Society starts early to teach kids, boys and girls alike, what they should strive for. It teaches boys to be competitive and girls to be ready to compromise. It teaches boys that they need to work hard in their future chosen field and girls to look out for those hard-working boys so they can marry the right guy. It tells stories about the prince rescuing the princess, but few stories about the princess saving her prince (and those stories so far haven’t been picked up by Disney for large feature films). It tells girls to be ‘nice’ (which does not include talking loud, being decisive, and telling a guy to go to hell for bothering them) and boys that ‘boys will be boys’ when they’re doing something wrong. You know, like telling a talk-show host behind the scenes that when you’re rich, you can grab them all by the pussy.

Society also tells girls how boys are better at science and maths and that they shouldn’t, in essence, burden their pretty head with such stuff. Girls with an interest in the STEM field have to fight an uphill battle from early on, many tire at some point, give in, and go into other jobs. Teachers will not recognize their interest or ability, but still prefer the boys. Boys will make fun of them, girls will make fun of them. Relatives might tell them that it’s not what a girl does, that they should develop a more appropriate interest. So some give in during school. Some give in during college, when things become even worse in male-dominated classes where they are ridiculed or simply ignored. Some give in once they’re out of college and looking for work, only to find themselves cast aside for men who might not have better marks, but are in possession of a penis and a Y chromosome. The boys club does protect its members well - just as similar clubs in field like the law or high-level business positions. Few go into the fields, usually stranded in a low-level position, ignored by their superiors who’d rather promote a guy - because we all know all women will drop out and found a family sooner or later. Or for some similarly stupid reason - few of those superiors will admit that they do it, because they believe that a man is better suited, even if evidence at hand suggests something else.

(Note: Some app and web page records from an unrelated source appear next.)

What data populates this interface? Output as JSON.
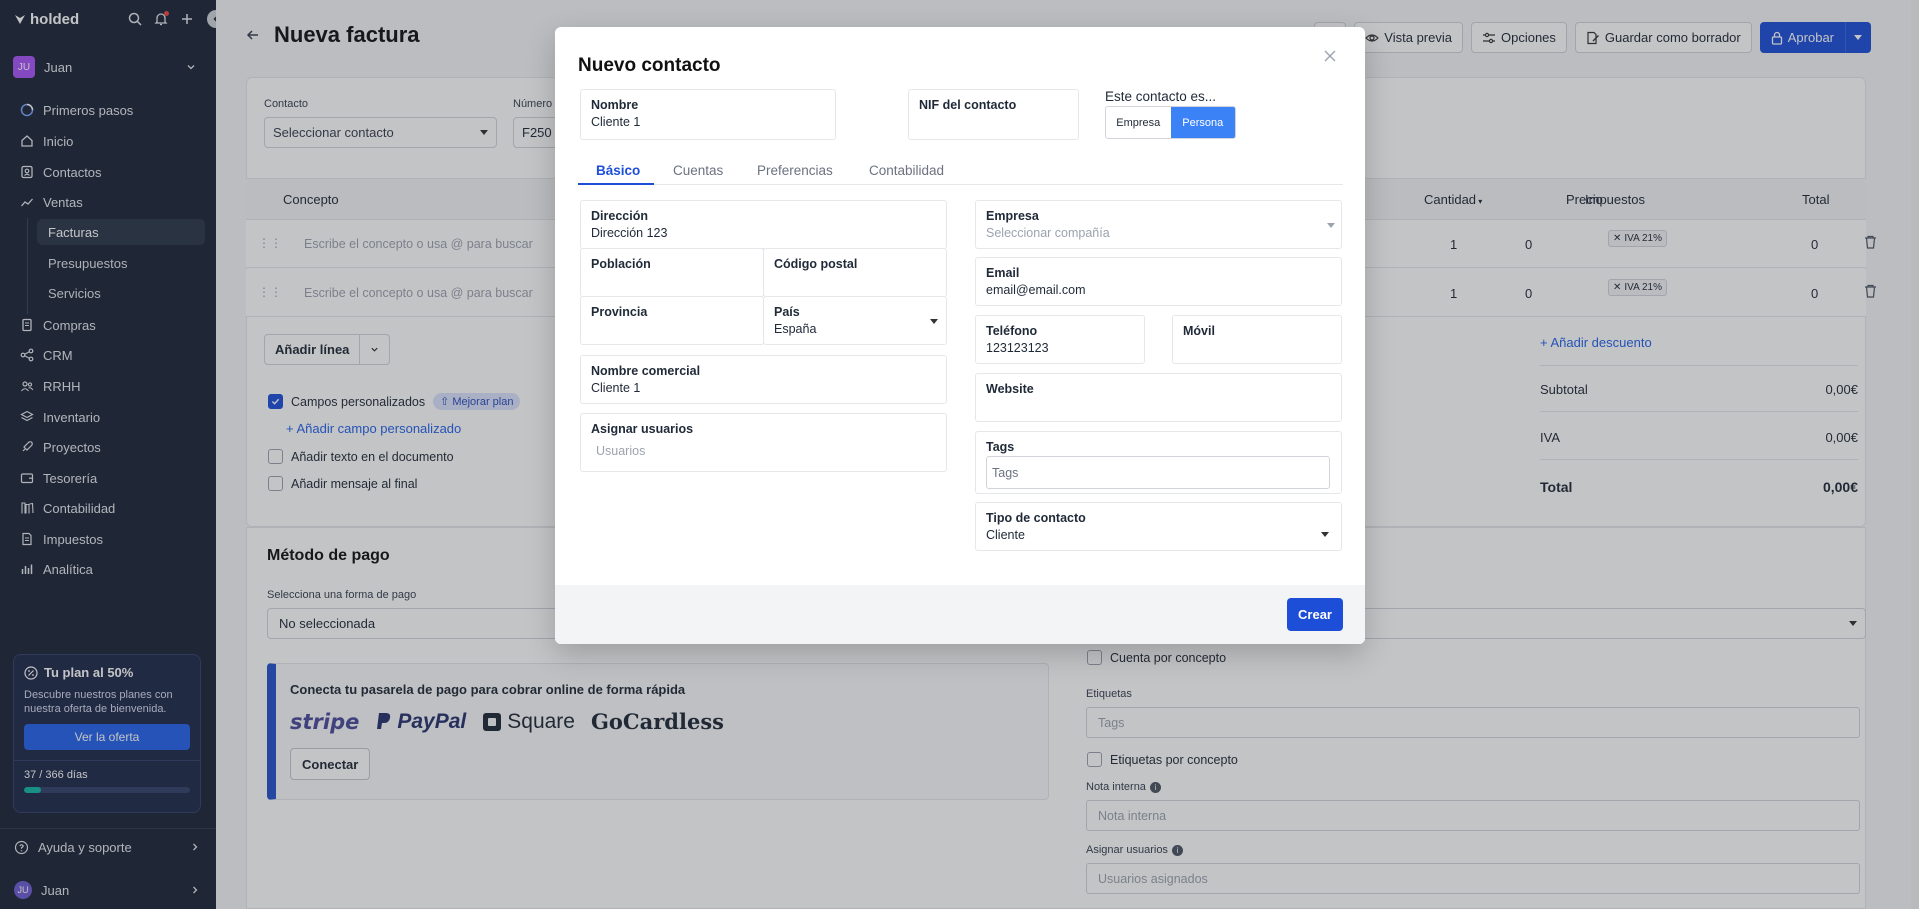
{
  "sidebar": {
    "brand": "holded",
    "user": {
      "initials": "JU",
      "name": "Juan"
    },
    "nav": [
      {
        "label": "Primeros pasos",
        "icon": "progress-icon"
      },
      {
        "label": "Inicio",
        "icon": "home-icon"
      },
      {
        "label": "Contactos",
        "icon": "contacts-icon"
      },
      {
        "label": "Ventas",
        "icon": "chart-line-icon"
      }
    ],
    "ventas_sub": [
      "Facturas",
      "Presupuestos",
      "Servicios"
    ],
    "nav2": [
      "Compras",
      "CRM",
      "RRHH",
      "Inventario",
      "Proyectos",
      "Tesorería",
      "Contabilidad",
      "Impuestos",
      "Analítica"
    ],
    "plan": {
      "title": "Tu plan al 50%",
      "text": "Descubre nuestros planes con nuestra oferta de bienvenida.",
      "button": "Ver la oferta",
      "days": "37 / 366 días",
      "progress": 0.1
    },
    "help": "Ayuda y soporte",
    "bottom_user": {
      "initials": "JU",
      "name": "Juan"
    }
  },
  "header": {
    "title": "Nueva factura",
    "buttons": {
      "preview": "Vista previa",
      "options": "Opciones",
      "draft": "Guardar como borrador",
      "approve": "Aprobar"
    }
  },
  "invoice": {
    "contact_label": "Contacto",
    "contact_value": "Seleccionar contacto",
    "number_label": "Número",
    "number_value": "F250",
    "columns": {
      "concept": "Concepto",
      "qty": "Cantidad",
      "price": "Precio",
      "taxes": "Impuestos",
      "total": "Total"
    },
    "lines": [
      {
        "placeholder": "Escribe el concepto o usa @ para buscar",
        "qty": "1",
        "price": "0",
        "tax": "IVA 21%",
        "total": "0"
      },
      {
        "placeholder": "Escribe el concepto o usa @ para buscar",
        "qty": "1",
        "price": "0",
        "tax": "IVA 21%",
        "total": "0"
      }
    ],
    "add_line": "Añadir línea",
    "custom_fields": "Campos personalizados",
    "upgrade": "Mejorar plan",
    "add_custom_field": "+ Añadir campo personalizado",
    "add_text": "Añadir texto en el documento",
    "add_message": "Añadir mensaje al final",
    "add_discount": "+ Añadir descuento",
    "totals": [
      {
        "label": "Subtotal",
        "value": "0,00€"
      },
      {
        "label": "IVA",
        "value": "0,00€"
      },
      {
        "label": "Total",
        "value": "0,00€"
      }
    ]
  },
  "payment": {
    "title": "Método de pago",
    "select_label": "Selecciona una forma de pago",
    "select_value": "No seleccionada",
    "gateway_text": "Conecta tu pasarela de pago para cobrar online de forma rápida",
    "logos": [
      "stripe",
      "PayPal",
      "Square",
      "GoCardless"
    ],
    "connect": "Conectar"
  },
  "right_panel": {
    "account_per_concept": "Cuenta por concepto",
    "tags_label": "Etiquetas",
    "tags_placeholder": "Tags",
    "tags_per_concept": "Etiquetas por concepto",
    "note_label": "Nota interna",
    "note_placeholder": "Nota interna",
    "assign_label": "Asignar usuarios",
    "assign_placeholder": "Usuarios asignados"
  },
  "modal": {
    "title": "Nuevo contacto",
    "name_label": "Nombre",
    "name_value": "Cliente 1",
    "nif_label": "NIF del contacto",
    "type_question": "Este contacto es...",
    "type_options": [
      "Empresa",
      "Persona"
    ],
    "type_selected": "Persona",
    "tabs": [
      "Básico",
      "Cuentas",
      "Preferencias",
      "Contabilidad"
    ],
    "active_tab": "Básico",
    "address_label": "Dirección",
    "address_value": "Dirección 123",
    "city_label": "Población",
    "zip_label": "Código postal",
    "province_label": "Provincia",
    "country_label": "País",
    "country_value": "España",
    "trade_name_label": "Nombre comercial",
    "trade_name_value": "Cliente 1",
    "assign_users_label": "Asignar usuarios",
    "assign_users_placeholder": "Usuarios",
    "company_label": "Empresa",
    "company_placeholder": "Seleccionar compañía",
    "email_label": "Email",
    "email_value": "email@email.com",
    "phone_label": "Teléfono",
    "phone_value": "123123123",
    "mobile_label": "Móvil",
    "website_label": "Website",
    "tags_label": "Tags",
    "tags_placeholder": "Tags",
    "contact_type_label": "Tipo de contacto",
    "contact_type_value": "Cliente",
    "create_button": "Crear"
  },
  "colors": {
    "sidebar": "#1c2536",
    "primary": "#1d4ed8",
    "toggle_active": "#3b82f6"
  }
}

So, yes, there’s fewer women in the STEM field and as long as the perception of a female scientist, technician, engineer, or mathematician doesn’t change, that won’t change much, either. There are quite some women who do not strive for a family (including those who get themselves sterilized at 20 these days - I wish I would have gotten that chance myself). There are as many intelligent women as there are intelligent men. Women have been computers in the past (NASA even had their female computers check the results of the first electronic computers for possible mistakes), they can do numbers. A woman wrote the first programming language of the world - for a machine which didn’t even exist (check Ada Lovelace).